about projecting the right image for China without regards to honesty and the audience” (The

Star) The “image” China was trying to project was idealistic because the nation and the
political parties were scrutinized in ever minuscule detail because of its reputation as a

communist country.

According to Sriramesh, Asia and Western have a very different concept of public

relations. Western countries define public relations as a platform for elections and public

debate which is what Barack Obama is currently working on. He has been praised for his

public relations tactic when he managed to make Oprah Winfrey “cried her eyelashes off”

during his acceptance speech. (TIME) While in Asia, alternative views are encouraged in

theory but not in practice (Sriramesh) with the example of Raja Petra Kamarudin who was

charged with sedition.

On a Malaysian level, the most covered issue was the murder case of Mongolian

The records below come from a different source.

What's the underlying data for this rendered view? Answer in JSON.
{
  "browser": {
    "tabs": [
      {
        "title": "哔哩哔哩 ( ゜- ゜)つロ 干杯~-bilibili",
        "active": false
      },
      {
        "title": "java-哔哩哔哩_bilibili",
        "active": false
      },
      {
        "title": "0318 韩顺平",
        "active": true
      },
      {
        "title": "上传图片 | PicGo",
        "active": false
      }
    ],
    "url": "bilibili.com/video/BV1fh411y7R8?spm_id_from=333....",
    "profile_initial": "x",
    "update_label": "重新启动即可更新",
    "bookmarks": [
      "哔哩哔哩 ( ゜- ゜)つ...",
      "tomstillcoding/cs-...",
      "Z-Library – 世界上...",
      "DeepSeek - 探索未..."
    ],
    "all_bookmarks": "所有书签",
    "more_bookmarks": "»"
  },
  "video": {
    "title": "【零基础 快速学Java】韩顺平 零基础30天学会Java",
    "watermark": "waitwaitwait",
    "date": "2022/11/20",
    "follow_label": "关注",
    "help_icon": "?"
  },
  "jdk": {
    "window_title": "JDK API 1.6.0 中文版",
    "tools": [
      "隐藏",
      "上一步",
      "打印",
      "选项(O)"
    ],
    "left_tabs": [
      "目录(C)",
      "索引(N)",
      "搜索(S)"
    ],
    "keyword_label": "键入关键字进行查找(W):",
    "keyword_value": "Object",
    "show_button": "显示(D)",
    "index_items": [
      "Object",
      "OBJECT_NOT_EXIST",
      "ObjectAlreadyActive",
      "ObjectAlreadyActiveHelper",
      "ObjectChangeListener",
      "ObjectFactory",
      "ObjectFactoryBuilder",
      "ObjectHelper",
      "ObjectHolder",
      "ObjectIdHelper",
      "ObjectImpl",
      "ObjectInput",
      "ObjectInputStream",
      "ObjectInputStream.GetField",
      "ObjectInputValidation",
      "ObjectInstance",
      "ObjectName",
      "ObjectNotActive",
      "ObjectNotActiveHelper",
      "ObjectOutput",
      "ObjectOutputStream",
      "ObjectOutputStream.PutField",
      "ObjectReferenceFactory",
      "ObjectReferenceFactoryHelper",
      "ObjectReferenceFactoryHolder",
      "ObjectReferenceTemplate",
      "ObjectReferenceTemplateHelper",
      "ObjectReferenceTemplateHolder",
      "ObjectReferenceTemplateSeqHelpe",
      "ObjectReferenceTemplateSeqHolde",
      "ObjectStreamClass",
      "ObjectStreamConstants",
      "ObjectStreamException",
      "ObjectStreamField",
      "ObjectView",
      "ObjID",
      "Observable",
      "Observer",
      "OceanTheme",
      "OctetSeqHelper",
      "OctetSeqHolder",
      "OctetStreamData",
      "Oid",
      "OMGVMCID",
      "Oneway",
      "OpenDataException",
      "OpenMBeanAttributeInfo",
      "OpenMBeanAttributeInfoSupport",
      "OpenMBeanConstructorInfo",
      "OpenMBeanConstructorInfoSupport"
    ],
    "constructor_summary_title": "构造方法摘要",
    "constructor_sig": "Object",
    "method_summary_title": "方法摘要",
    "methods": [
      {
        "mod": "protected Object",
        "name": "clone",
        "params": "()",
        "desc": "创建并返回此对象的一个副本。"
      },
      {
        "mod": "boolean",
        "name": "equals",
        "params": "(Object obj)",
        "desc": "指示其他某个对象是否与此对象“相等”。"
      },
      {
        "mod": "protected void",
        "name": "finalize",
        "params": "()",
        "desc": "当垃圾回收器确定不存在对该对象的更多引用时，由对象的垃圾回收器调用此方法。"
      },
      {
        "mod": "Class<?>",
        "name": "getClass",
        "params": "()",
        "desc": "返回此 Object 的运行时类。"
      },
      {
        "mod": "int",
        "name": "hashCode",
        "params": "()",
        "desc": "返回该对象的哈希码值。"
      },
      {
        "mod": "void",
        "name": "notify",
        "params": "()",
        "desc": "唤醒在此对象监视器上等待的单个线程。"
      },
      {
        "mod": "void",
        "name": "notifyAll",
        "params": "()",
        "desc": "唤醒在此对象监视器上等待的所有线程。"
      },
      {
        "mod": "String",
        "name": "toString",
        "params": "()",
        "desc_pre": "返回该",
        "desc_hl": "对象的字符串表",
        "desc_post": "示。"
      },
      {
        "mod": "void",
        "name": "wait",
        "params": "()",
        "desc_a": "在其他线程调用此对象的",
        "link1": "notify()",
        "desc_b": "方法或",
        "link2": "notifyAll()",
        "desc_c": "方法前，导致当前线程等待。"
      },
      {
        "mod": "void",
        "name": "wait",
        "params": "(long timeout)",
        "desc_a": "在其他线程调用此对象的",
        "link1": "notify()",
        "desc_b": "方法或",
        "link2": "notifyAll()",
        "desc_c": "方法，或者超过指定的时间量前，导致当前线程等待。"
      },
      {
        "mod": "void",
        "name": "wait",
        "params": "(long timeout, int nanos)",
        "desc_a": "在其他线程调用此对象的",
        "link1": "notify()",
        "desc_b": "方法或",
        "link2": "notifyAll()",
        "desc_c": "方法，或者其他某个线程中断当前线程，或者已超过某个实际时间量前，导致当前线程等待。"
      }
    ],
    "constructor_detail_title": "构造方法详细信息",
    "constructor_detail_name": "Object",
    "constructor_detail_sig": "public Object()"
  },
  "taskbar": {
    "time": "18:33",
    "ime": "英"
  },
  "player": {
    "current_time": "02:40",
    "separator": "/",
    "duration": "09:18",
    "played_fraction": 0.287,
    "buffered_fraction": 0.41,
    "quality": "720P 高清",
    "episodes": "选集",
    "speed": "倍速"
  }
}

model Altantuyaa which was associated with the Deputy PM Najib who denied all

allegations. That issue turned out to be the most widely covered news that attracted

international news coverage from Singapore and even Al Jazeera. However, political and

economic factors are dependent on each other in order to influence the practice of public

relations.

According to Sriramesh, “politics and economics are 2 sides of a coin because a

country’s decision making ability is influenced by the economic direction that determines a

country’s stability and development” besides that, he also added that, “due to the ever

changing and ever evolving political systems and democratization, the practice of public

relations has resulted in modern public relations”

A country’s current economic situation can sometimes be bad or good for the practice

of public relations. Pluralistic governance that promotes more flexibility where the market

offers goods and services and these providers favor strategic public relations to attract the

buyers. However, in more developed governance where there are a lot of competitions,
private entrepreneurship is preferred. In which the government becomes the target or the

public for public relations professionals.

In conclusion, the practice of public relations has evolved over the time due to many

factors but one thing is for sure, the practice has faced many challenges such as the need to

standardize the practice to encourage more ethical public relations practitioners. The practice

of public relations no longer consist of writing press releases for the media but presently,

practitioners are faced with many ethical dilemma and the job scope is no longer limited to

writing press releases but also to build “relationships” with the “public” which is where the

term public relations come from. Public relations practitioners are adaptive to the challenging

nature of the practice. The function of public relations has blurred between, event organizer,

secretary, journalist, and friend.

(1980 words)